Stored items:
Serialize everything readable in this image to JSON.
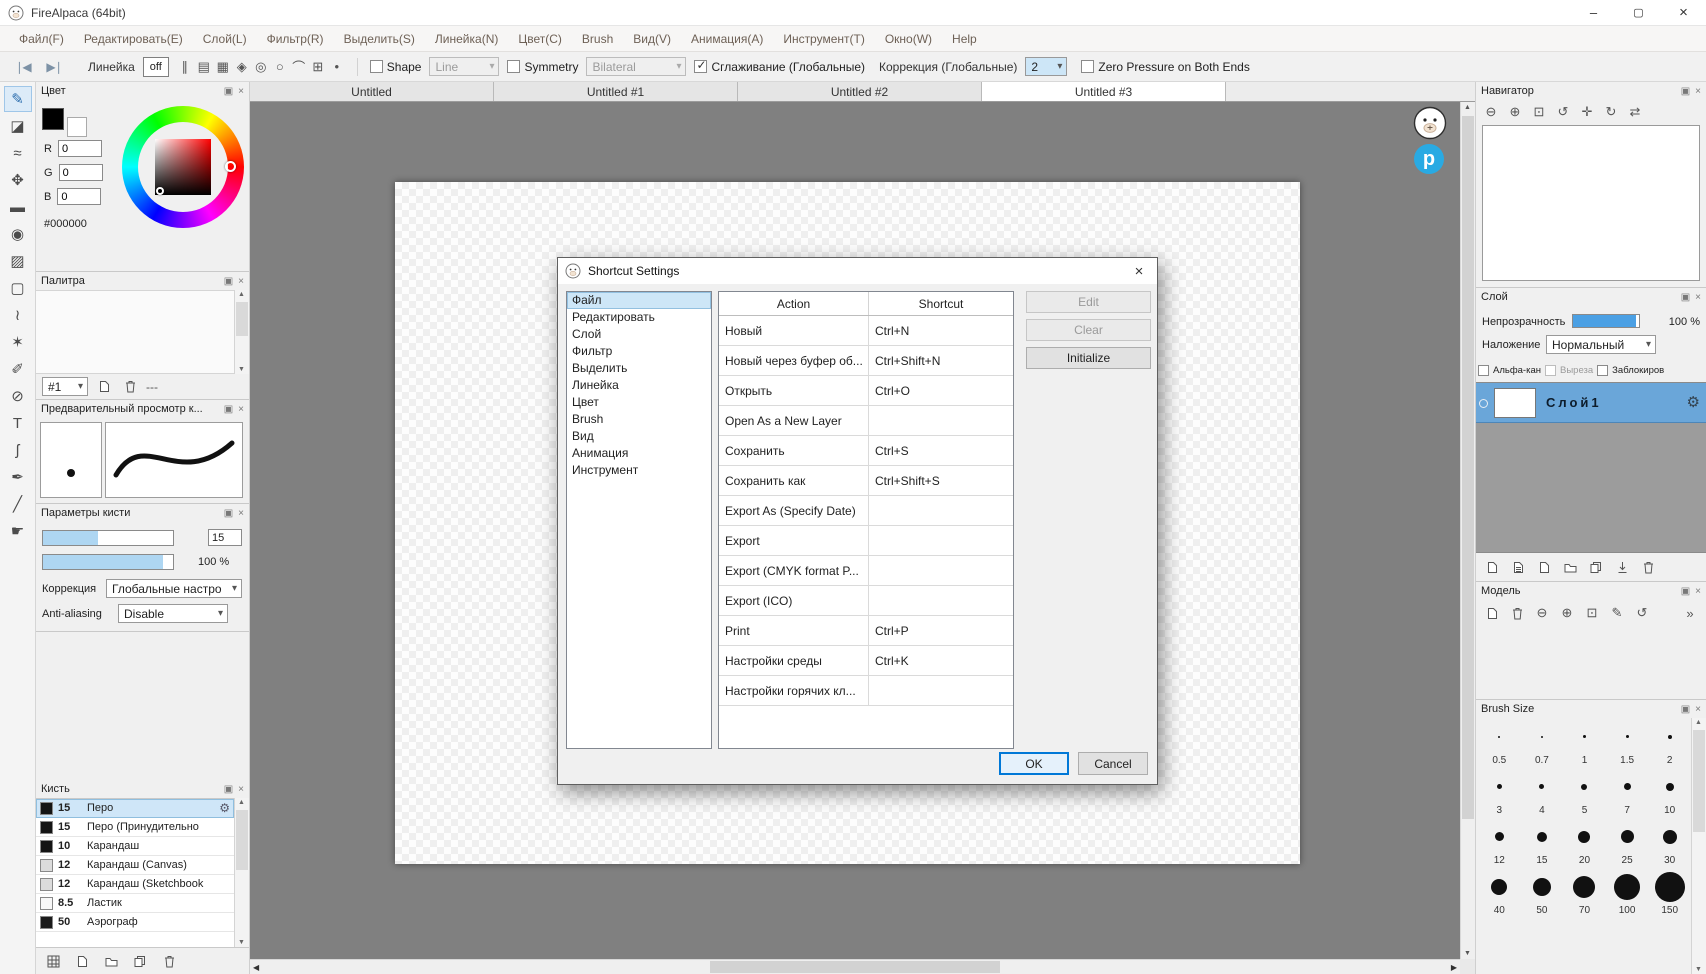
{
  "window": {
    "title": "FireAlpaca (64bit)"
  },
  "menubar": {
    "items": [
      "Файл(F)",
      "Редактировать(E)",
      "Слой(L)",
      "Фильтр(R)",
      "Выделить(S)",
      "Линейка(N)",
      "Цвет(C)",
      "Brush",
      "Вид(V)",
      "Анимация(A)",
      "Инструмент(T)",
      "Окно(W)",
      "Help"
    ]
  },
  "toolbar": {
    "ruler_label": "Линейка",
    "ruler_off": "off",
    "ruler_modes": [
      "parallel-ruler-icon",
      "grid-ruler-icon",
      "crosshatch-ruler-icon",
      "perspective-ruler-icon",
      "concentric-ruler-icon",
      "ellipse-ruler-icon",
      "curve-ruler-icon",
      "cell-ruler-icon",
      "dot-ruler-icon"
    ],
    "shape": {
      "label": "Shape",
      "value": "Line"
    },
    "symmetry": {
      "label": "Symmetry",
      "value": "Bilateral"
    },
    "smoothing_label": "Сглаживание (Глобальные)",
    "correction_label": "Коррекция (Глобальные)",
    "correction_value": "2",
    "zero_pressure_label": "Zero Pressure on Both Ends"
  },
  "toolbox": {
    "tools": [
      "brush-tool",
      "eraser-tool",
      "smudge-tool",
      "move-tool",
      "fill-tool",
      "bucket-tool",
      "gradient-tool",
      "select-rect-tool",
      "lasso-tool",
      "magic-wand-tool",
      "select-pen-tool",
      "select-eraser-tool",
      "text-tool",
      "curve-tool",
      "pen-tool",
      "eyedropper-tool",
      "hand-tool"
    ],
    "selected": "brush-tool"
  },
  "document_tabs": {
    "items": [
      "Untitled",
      "Untitled #1",
      "Untitled #2",
      "Untitled #3"
    ],
    "active_index": 3
  },
  "mascot": {
    "logo_letter": "p"
  },
  "panels": {
    "color": {
      "title": "Цвет",
      "r_label": "R",
      "g_label": "G",
      "b_label": "B",
      "r_value": "0",
      "g_value": "0",
      "b_value": "0",
      "hex_value": "#000000"
    },
    "palette": {
      "title": "Палитра",
      "slot_value": "#1",
      "placeholder": "---",
      "icons": [
        "palette-new-icon",
        "palette-delete-icon"
      ]
    },
    "preview": {
      "title": "Предварительный просмотр к..."
    },
    "brush_params": {
      "title": "Параметры кисти",
      "size_value": "15",
      "opacity_value": "100 %",
      "correction_label": "Коррекция",
      "correction_value": "Глобальные настро",
      "antialias_label": "Anti-aliasing",
      "antialias_value": "Disable"
    },
    "brushes": {
      "title": "Кисть",
      "items": [
        {
          "size": "15",
          "name": "Перо",
          "selected": true,
          "swatch": "#141414"
        },
        {
          "size": "15",
          "name": "Перо (Принудительно",
          "swatch": "#141414"
        },
        {
          "size": "10",
          "name": "Карандаш",
          "swatch": "#141414"
        },
        {
          "size": "12",
          "name": "Карандаш (Canvas)",
          "swatch": "#dcdcdc"
        },
        {
          "size": "12",
          "name": "Карандаш (Sketchbook",
          "swatch": "#dcdcdc"
        },
        {
          "size": "8.5",
          "name": "Ластик",
          "swatch": "#f8f8f8"
        },
        {
          "size": "50",
          "name": "Аэрограф",
          "swatch": "#1a1a1a"
        }
      ],
      "actions": [
        "brush-grid-icon",
        "new-brush-icon",
        "brush-folder-icon",
        "copy-brush-icon",
        "delete-brush-icon"
      ]
    },
    "navigator": {
      "title": "Навигатор",
      "icons": [
        "zoom-out-icon",
        "zoom-in-icon",
        "zoom-fit-icon",
        "rotate-left-icon",
        "reset-view-icon",
        "rotate-right-icon",
        "flip-horizontal-icon"
      ]
    },
    "layer": {
      "title": "Слой",
      "opacity_label": "Непрозрачность",
      "opacity_value": "100 %",
      "blend_label": "Наложение",
      "blend_value": "Нормальный",
      "checkboxes": [
        {
          "label": "Альфа-кан",
          "enabled": true
        },
        {
          "label": "Выреза",
          "enabled": false
        },
        {
          "label": "Заблокиров",
          "enabled": true
        }
      ],
      "layers": [
        {
          "name": "Слой1",
          "selected": true
        }
      ],
      "actions": [
        "add-layer-icon",
        "add-lined-layer-icon",
        "add-blank-layer-icon",
        "layer-folder-icon",
        "duplicate-layer-icon",
        "import-layer-icon",
        "delete-layer-icon"
      ]
    },
    "model": {
      "title": "Модель",
      "icons": [
        "new-model-icon",
        "delete-model-icon",
        "model-zoom-out-icon",
        "model-zoom-in-icon",
        "model-zoom-fit-icon",
        "model-edit-icon",
        "model-undo-icon",
        "model-more-icon"
      ]
    },
    "brush_size": {
      "title": "Brush Size",
      "sizes": [
        "0.5",
        "0.7",
        "1",
        "1.5",
        "2",
        "3",
        "4",
        "5",
        "7",
        "10",
        "12",
        "15",
        "20",
        "25",
        "30",
        "40",
        "50",
        "70",
        "100",
        "150"
      ]
    }
  },
  "dialog": {
    "title": "Shortcut Settings",
    "categories": [
      "Файл",
      "Редактировать",
      "Слой",
      "Фильтр",
      "Выделить",
      "Линейка",
      "Цвет",
      "Brush",
      "Вид",
      "Анимация",
      "Инструмент"
    ],
    "selected_category_index": 0,
    "table_headers": [
      "Action",
      "Shortcut"
    ],
    "rows": [
      [
        "Новый",
        "Ctrl+N"
      ],
      [
        "Новый через буфер об...",
        "Ctrl+Shift+N"
      ],
      [
        "Открыть",
        "Ctrl+O"
      ],
      [
        "Open As a New Layer",
        ""
      ],
      [
        "Сохранить",
        "Ctrl+S"
      ],
      [
        "Сохранить как",
        "Ctrl+Shift+S"
      ],
      [
        "Export As (Specify Date)",
        ""
      ],
      [
        "Export",
        ""
      ],
      [
        "Export (CMYK format P...",
        ""
      ],
      [
        "Export (ICO)",
        ""
      ],
      [
        "Print",
        "Ctrl+P"
      ],
      [
        "Настройки среды",
        "Ctrl+K"
      ],
      [
        "Настройки горячих кл...",
        ""
      ]
    ],
    "buttons": {
      "edit": "Edit",
      "clear": "Clear",
      "initialize": "Initialize",
      "ok": "OK",
      "cancel": "Cancel"
    }
  },
  "colors": {
    "accent": "#0078d7",
    "selection": "#cde6f7",
    "layer_selected": "#6aa6d9",
    "canvas_bg": "#808080"
  }
}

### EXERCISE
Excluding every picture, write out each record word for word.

### RESULT OF THE EXERCISE
Serialize everything readable in this image to JSON.
{
  "window": {
    "title": "FireAlpaca (64bit)"
  },
  "menubar": {
    "items": [
      "Файл(F)",
      "Редактировать(E)",
      "Слой(L)",
      "Фильтр(R)",
      "Выделить(S)",
      "Линейка(N)",
      "Цвет(C)",
      "Brush",
      "Вид(V)",
      "Анимация(A)",
      "Инструмент(T)",
      "Окно(W)",
      "Help"
    ]
  },
  "toolbar": {
    "ruler_label": "Линейка",
    "ruler_off": "off",
    "ruler_modes": [
      "parallel-ruler-icon",
      "grid-ruler-icon",
      "crosshatch-ruler-icon",
      "perspective-ruler-icon",
      "concentric-ruler-icon",
      "ellipse-ruler-icon",
      "curve-ruler-icon",
      "cell-ruler-icon",
      "dot-ruler-icon"
    ],
    "shape": {
      "label": "Shape",
      "value": "Line"
    },
    "symmetry": {
      "label": "Symmetry",
      "value": "Bilateral"
    },
    "smoothing_label": "Сглаживание (Глобальные)",
    "correction_label": "Коррекция (Глобальные)",
    "correction_value": "2",
    "zero_pressure_label": "Zero Pressure on Both Ends"
  },
  "toolbox": {
    "tools": [
      "brush-tool",
      "eraser-tool",
      "smudge-tool",
      "move-tool",
      "fill-tool",
      "bucket-tool",
      "gradient-tool",
      "select-rect-tool",
      "lasso-tool",
      "magic-wand-tool",
      "select-pen-tool",
      "select-eraser-tool",
      "text-tool",
      "curve-tool",
      "pen-tool",
      "eyedropper-tool",
      "hand-tool"
    ],
    "selected": "brush-tool"
  },
  "document_tabs": {
    "items": [
      "Untitled",
      "Untitled #1",
      "Untitled #2",
      "Untitled #3"
    ],
    "active_index": 3
  },
  "mascot": {
    "logo_letter": "p"
  },
  "panels": {
    "color": {
      "title": "Цвет",
      "r_label": "R",
      "g_label": "G",
      "b_label": "B",
      "r_value": "0",
      "g_value": "0",
      "b_value": "0",
      "hex_value": "#000000"
    },
    "palette": {
      "title": "Палитра",
      "slot_value": "#1",
      "placeholder": "---",
      "icons": [
        "palette-new-icon",
        "palette-delete-icon"
      ]
    },
    "preview": {
      "title": "Предварительный просмотр к..."
    },
    "brush_params": {
      "title": "Параметры кисти",
      "size_value": "15",
      "opacity_value": "100 %",
      "correction_label": "Коррекция",
      "correction_value": "Глобальные настро",
      "antialias_label": "Anti-aliasing",
      "antialias_value": "Disable"
    },
    "brushes": {
      "title": "Кисть",
      "items": [
        {
          "size": "15",
          "name": "Перо",
          "selected": true,
          "swatch": "#141414"
        },
        {
          "size": "15",
          "name": "Перо (Принудительно",
          "swatch": "#141414"
        },
        {
          "size": "10",
          "name": "Карандаш",
          "swatch": "#141414"
        },
        {
          "size": "12",
          "name": "Карандаш (Canvas)",
          "swatch": "#dcdcdc"
        },
        {
          "size": "12",
          "name": "Карандаш (Sketchbook",
          "swatch": "#dcdcdc"
        },
        {
          "size": "8.5",
          "name": "Ластик",
          "swatch": "#f8f8f8"
        },
        {
          "size": "50",
          "name": "Аэрограф",
          "swatch": "#1a1a1a"
        }
      ],
      "actions": [
        "brush-grid-icon",
        "new-brush-icon",
        "brush-folder-icon",
        "copy-brush-icon",
        "delete-brush-icon"
      ]
    },
    "navigator": {
      "title": "Навигатор",
      "icons": [
        "zoom-out-icon",
        "zoom-in-icon",
        "zoom-fit-icon",
        "rotate-left-icon",
        "reset-view-icon",
        "rotate-right-icon",
        "flip-horizontal-icon"
      ]
    },
    "layer": {
      "title": "Слой",
      "opacity_label": "Непрозрачность",
      "opacity_value": "100 %",
      "blend_label": "Наложение",
      "blend_value": "Нормальный",
      "checkboxes": [
        {
          "label": "Альфа-кан",
          "enabled": true
        },
        {
          "label": "Выреза",
          "enabled": false
        },
        {
          "label": "Заблокиров",
          "enabled": true
        }
      ],
      "layers": [
        {
          "name": "Слой1",
          "selected": true
        }
      ],
      "actions": [
        "add-layer-icon",
        "add-lined-layer-icon",
        "add-blank-layer-icon",
        "layer-folder-icon",
        "duplicate-layer-icon",
        "import-layer-icon",
        "delete-layer-icon"
      ]
    },
    "model": {
      "title": "Модель",
      "icons": [
        "new-model-icon",
        "delete-model-icon",
        "model-zoom-out-icon",
        "model-zoom-in-icon",
        "model-zoom-fit-icon",
        "model-edit-icon",
        "model-undo-icon",
        "model-more-icon"
      ]
    },
    "brush_size": {
      "title": "Brush Size",
      "sizes": [
        "0.5",
        "0.7",
        "1",
        "1.5",
        "2",
        "3",
        "4",
        "5",
        "7",
        "10",
        "12",
        "15",
        "20",
        "25",
        "30",
        "40",
        "50",
        "70",
        "100",
        "150"
      ]
    }
  },
  "dialog": {
    "title": "Shortcut Settings",
    "categories": [
      "Файл",
      "Редактировать",
      "Слой",
      "Фильтр",
      "Выделить",
      "Линейка",
      "Цвет",
      "Brush",
      "Вид",
      "Анимация",
      "Инструмент"
    ],
    "selected_category_index": 0,
    "table_headers": [
      "Action",
      "Shortcut"
    ],
    "rows": [
      [
        "Новый",
        "Ctrl+N"
      ],
      [
        "Новый через буфер об...",
        "Ctrl+Shift+N"
      ],
      [
        "Открыть",
        "Ctrl+O"
      ],
      [
        "Open As a New Layer",
        ""
      ],
      [
        "Сохранить",
        "Ctrl+S"
      ],
      [
        "Сохранить как",
        "Ctrl+Shift+S"
      ],
      [
        "Export As (Specify Date)",
        ""
      ],
      [
        "Export",
        ""
      ],
      [
        "Export (CMYK format P...",
        ""
      ],
      [
        "Export (ICO)",
        ""
      ],
      [
        "Print",
        "Ctrl+P"
      ],
      [
        "Настройки среды",
        "Ctrl+K"
      ],
      [
        "Настройки горячих кл...",
        ""
      ]
    ],
    "buttons": {
      "edit": "Edit",
      "clear": "Clear",
      "initialize": "Initialize",
      "ok": "OK",
      "cancel": "Cancel"
    }
  },
  "colors": {
    "accent": "#0078d7",
    "selection": "#cde6f7",
    "layer_selected": "#6aa6d9",
    "canvas_bg": "#808080"
  }
}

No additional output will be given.